Retail ETFs Could Be Most Vulnerable in Latest Round of Tariffs

In light of President Donald Trump’s intentions to impose additional tariffs on Chinese goods, the latest round of trade barriers will take effect on a number of consumer products, potentially dealing a blow to consumer sector-related exchange traded funds.

Trump escalated the ongoing trade war between the U.S. and China after announcing an additional 10% tariff on $300 billion wroth of Chinese imports effective September 1. Analysts fear that the new round of tariffs will apply to a broad array of goods that retailers sell or raising the company costs, CNBC reports.

“The list of products these tariffs will hit are almost entirely consumer oriented,” the Retail Industry Leaders Association in a statement. “This new 10% tariff on Chinese imports is a direct hit on consumer products and family budgets, plain and simple.”

“If these tariffs happen, American consumers will bear the brunt of these tactics via higher prices on everyday items like clothing, toys, home goods, and electronics,” the statement added.

Retail ETFs have already taken a blow from the announcements. The SPDR S&P Retail (XRT) declined 0.4% Friday after retreat 3.2% the day prior, and VanEck Vectors Retail (RTH) was down 0.6% Friday after falling 1.3% the day before.

“Particularly this last round is much more consumer than industrial focused,” Oppenheimer analyst Brian Nagel told CNBC. “Best Buy is very much the last man standing within the consumer electronics category but … it’s a much more price-sensitive discretionary purchase for the consumer.”

Additionally, Credit Suisse analyst Michael Binetti pointed out that most of the footwear and apparel space still has 10% to 15% of U.S. goods coming from China.

“Companies can’t price quickly, adding risk to C2H estimates before tickets can be reset in 2020,” Binetti said.

Investors who believe the tariffs will continue to weigh on the retail segment can consider bearish or short ETF strategies to hedge against the weakness, such as something like the ProShares Decline of the Retail Store ETF (NYSEArca: EMTY). The Decline of the Retail Store ETF provides daily short exposure or -1x to the Solactive-ProShares Bricks and Mortar Retail Store Index, which is comprised of traditional retailers and equally weights components.

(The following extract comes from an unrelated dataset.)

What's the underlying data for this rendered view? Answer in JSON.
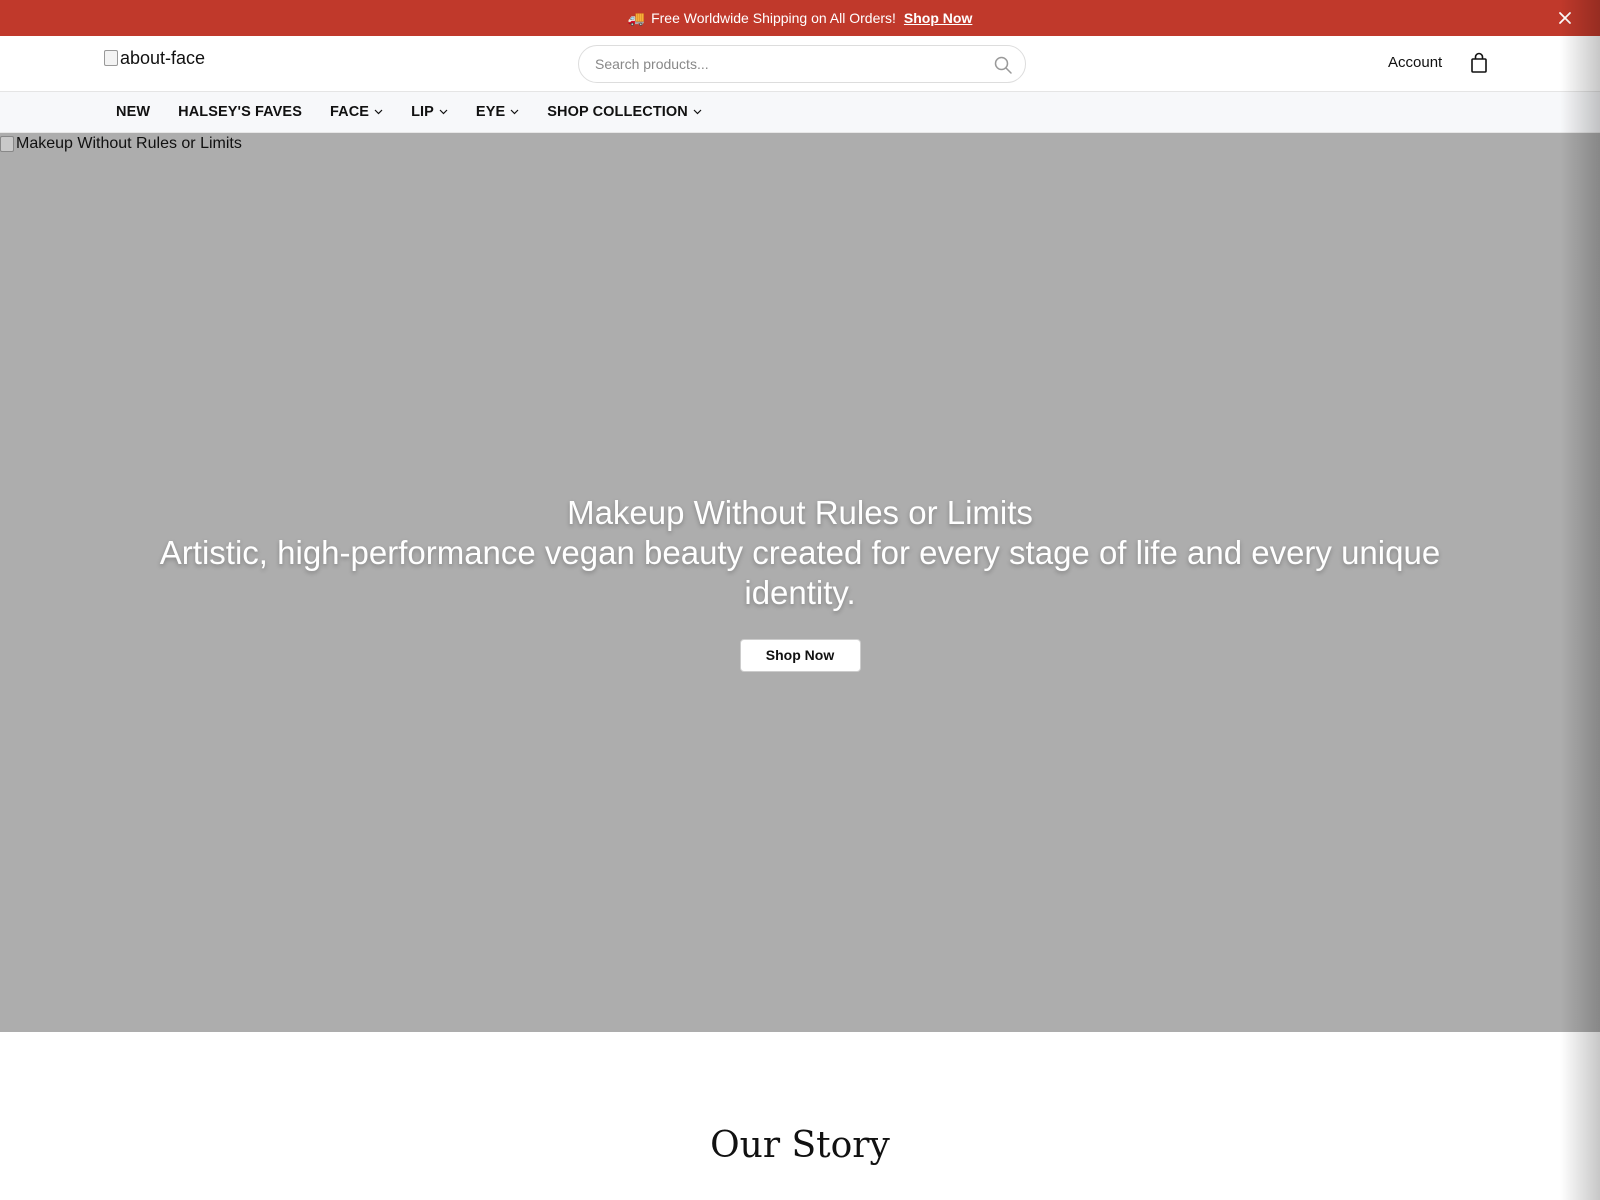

The fund holds companies that include department stores, supermarkets and sellers of apparel, consumer electronics and home improvement items, such as retailers like Barnes & Noble, The Gap, Macy’s, Kroger and Best Buy, among others.

The Direxion Daily Consumer Discretionary Bear 3X ETF (NYSEArca: PASS) is another option. WANT seeks the daily -3x or inverse 300% performance of the more widely observed Consumer Discretionary Select Sector Index.

For more information on the consumer sector, visit our consumer discretionary category.